Purzycki is impressed with Rocco’s winning record and the turnaround he effected at Richmond. A former college head coach himself (DSU, JMU), Purzycki knows the effort that requires.

Just as impressive, says Purzycki, was that during the search, “everyone who had coached either for or against Rocco over the years had nothing but the highest praise for him.”

“He’s worked for some of the best coaches in the business,” he adds, including former Jets Head Coach Al Groh, and Tom Coughlin, who led the New York Giants to two Super Bowl titles. 

“You can’t be surrounded by such talent and not have some of it rub off on you,” says Purzycki.

If Rocco is feeling any pressure to produce results immediately, he doesn’t let on.

“It’s hard to put a time line on the rebuilding project, but I expect this year’s team to be competitive,” he reaffirms, sounding cautiously optimistic yet enthusiastic about the year ahead.

“You can’t just jam a program into a model and be successful—things need massaging,” he says.

When announcing the hiring in December, Rawak said Rocco’s impact would be felt immediately, but she also recognizes it takes time to build programs. She insists she hasn’t given Rocco a timetable for markedly improved on-the-field performance. But, she says, “When we step on the field, we play to win.”

While acknowledging that the record at the end of the 2107 season will be important, she says she also deeply values the process needed to get to where UD wants to be.

“There is always lots to learn, and the focus is on always getting better,” she says.

For their part, the players—the most important part of the process—are optimistic.

“Something really special is happening,” says Troy Reeder. “The players are buying into [Rocco’s] philosophy of winning each day, one day at a time.”

Blue Hen fans hope the captain is right.


Delaware Football Begins Official Practice Friday Under Direction of First-Year Head Coach Danny Rocco
By Delaware Athletics
Jul 28, 2017

NEWARK, Del. -- First-year University of Delaware football head coach Danny Rocco opened his first preseason camp with the Blue Hens as UD kicked off its official practice schedule Friday afternoon on the Delaware Practice Fields.

Rocco will lead the Blue Hens through a variety of practice and conditioning drills, as well as several scrimmages, over the next five weeks in preparation for the season opener set for Thursday, Aug. 31 against Delaware State at 7 p.m. at Delaware Stadium.

Delaware, which was picked fifth in the Colonial Athletic Association Preseason Poll announced on Tuesday, returns 19 starters as the Blue Hens kick off a season full of promise and postseason aspirations.
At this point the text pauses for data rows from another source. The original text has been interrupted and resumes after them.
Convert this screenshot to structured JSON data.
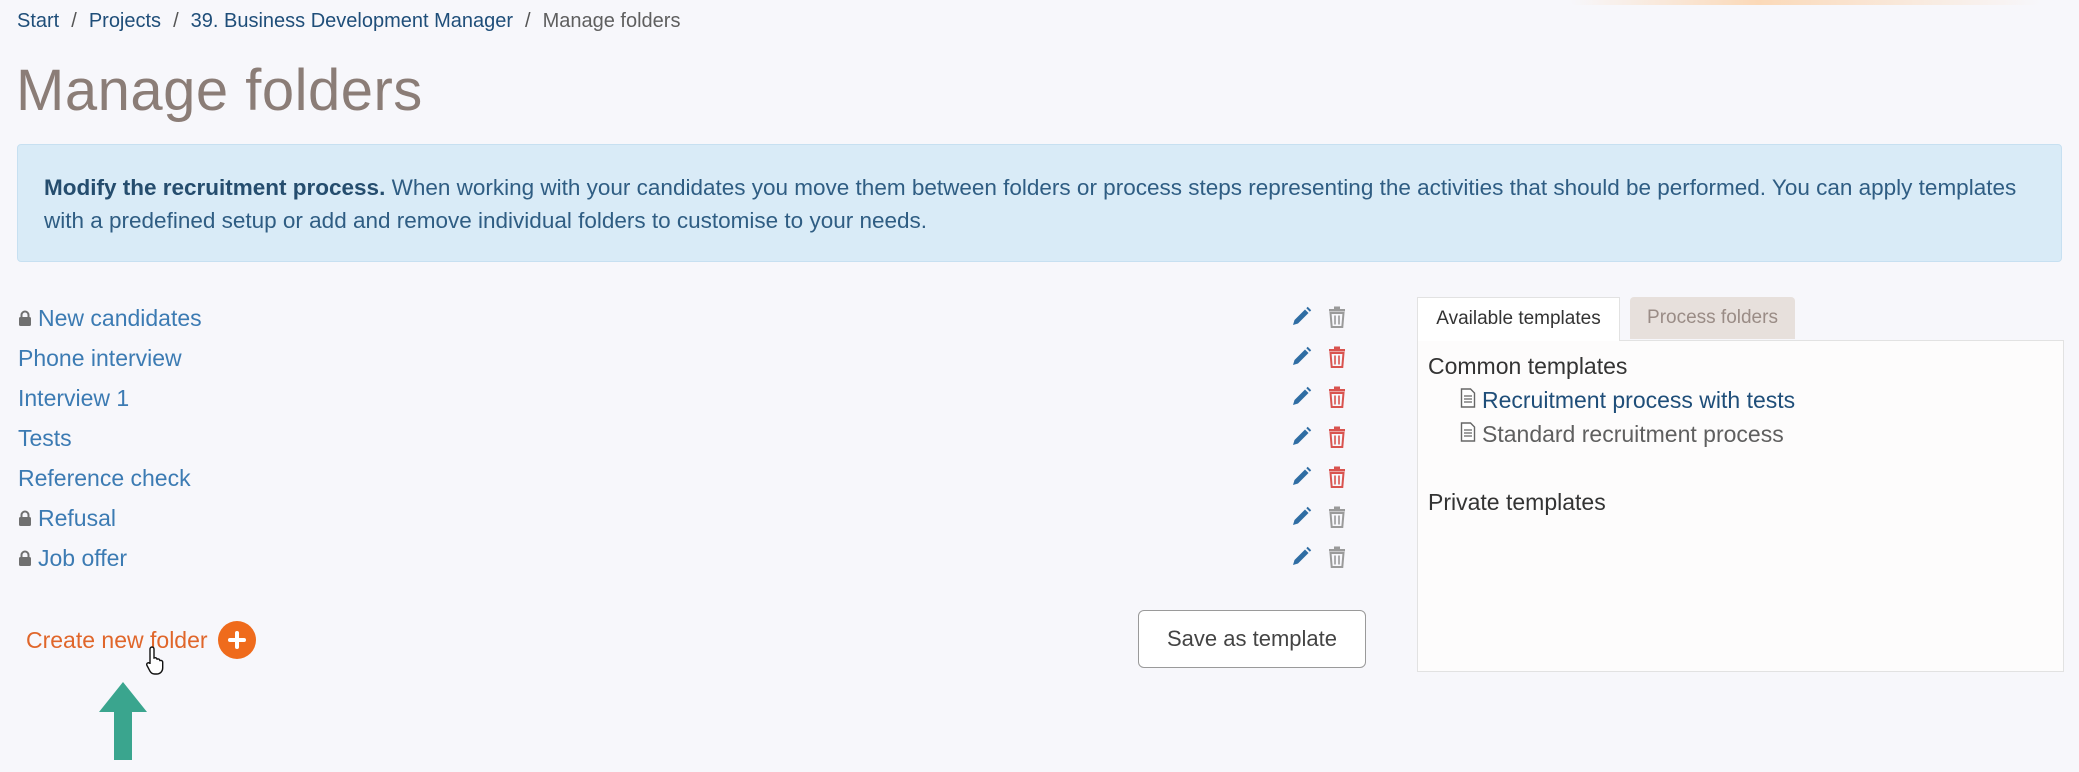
{
  "breadcrumb": {
    "items": [
      "Start",
      "Projects",
      "39. Business Development Manager"
    ],
    "current": "Manage folders",
    "separator": "/"
  },
  "page": {
    "title": "Manage folders"
  },
  "info": {
    "bold": "Modify the recruitment process.",
    "text": " When working with your candidates you move them between folders or process steps representing the activities that should be performed. You can apply templates with a predefined setup or add and remove individual folders to customise to your needs."
  },
  "folders": [
    {
      "label": "New candidates",
      "locked": true
    },
    {
      "label": "Phone interview",
      "locked": false
    },
    {
      "label": "Interview 1",
      "locked": false
    },
    {
      "label": "Tests",
      "locked": false
    },
    {
      "label": "Reference check",
      "locked": false
    },
    {
      "label": "Refusal",
      "locked": true
    },
    {
      "label": "Job offer",
      "locked": true
    }
  ],
  "actions": {
    "create_folder": "Create new folder",
    "save_template": "Save as template"
  },
  "tabs": {
    "available": "Available templates",
    "process": "Process folders"
  },
  "templates": {
    "common_heading": "Common templates",
    "common": [
      "Recruitment process with tests",
      "Standard recruitment process"
    ],
    "private_heading": "Private templates"
  },
  "colors": {
    "link": "#3c7bb3",
    "accent_orange": "#ef6b1c",
    "delete_red": "#d9534f",
    "delete_gray": "#9a9a9a",
    "arrow_teal": "#3aa58e"
  },
  "icons": {
    "lock": "lock-icon",
    "edit": "pencil-icon",
    "delete": "trash-icon",
    "add": "plus-circle-icon",
    "document": "document-icon"
  }
}
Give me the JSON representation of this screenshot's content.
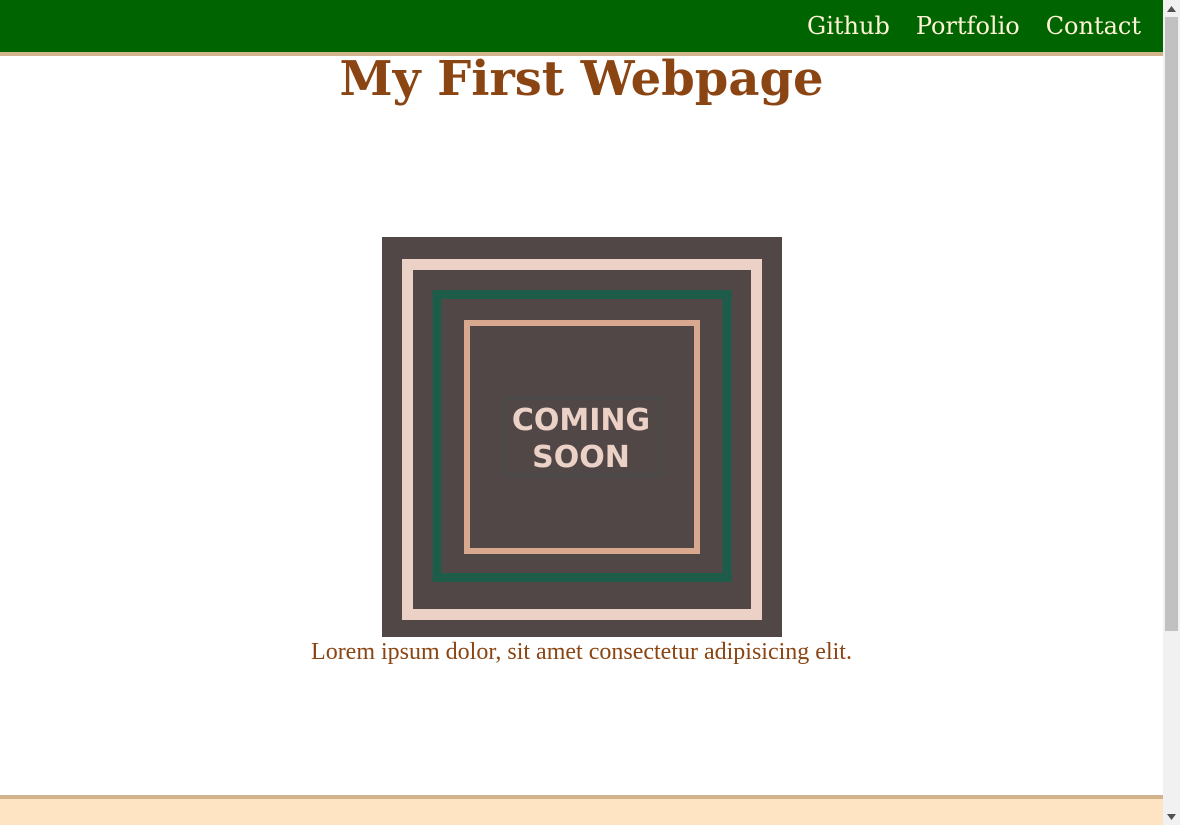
{
  "nav": {
    "links": [
      "Github",
      "Portfolio",
      "Contact"
    ]
  },
  "page_title": "My First Webpage",
  "hero_image": {
    "text_line_1": "COMING",
    "text_line_2": "SOON"
  },
  "lead_text": "Lorem ipsum dolor, sit amet consectetur adipisicing elit.",
  "colors": {
    "nav_bg": "#006400",
    "accent_border": "#d2b48c",
    "title": "#8b4513",
    "footer_bg": "#ffe4c4",
    "image_bg": "#524747",
    "image_frame_light": "#ecd2c6",
    "image_frame_green": "#1e5c4a",
    "image_frame_peach": "#d9a98f"
  }
}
UD returns nine starters on offense, including center Brody Kern who earned Preseason All-CAA honors. The Blue Hen defense, anchored by all-conference picks Charles Bell and Bilal Nichols, features 10 returning starters from a group that ranked sixth in the league in total defense a year ago.

“It's exciting to get out here,” Rocco said following the season's first practice. “We've waited a long time to get back into camp, and I thought our guys reported to camp in good shape and had a really good summer. There was a lot of energy out here today. There's a lot of things we're going to have to do better, but I felt like they came out here to work hard so I'm excited about where we are moving into camp.

“A lot of guys caught my attention today. It's all about our ability to become a more consistent football team and our ability to finish better. Our offense and defense took turns going after each other today, and I'll look forward to studying the film tonight.”

Delaware returns to the practice fields on Saturday from 8:45 a.m. to 11 a.m., before practicing from 9:45 a.m. to 11:45 a.m. on Sunday. Monday through Friday of next week will all feature practices from 8:45 a.m. to 11 a.m. Further practice times and scrimmages, which are open to the public, will be announced on www.bluehens.com.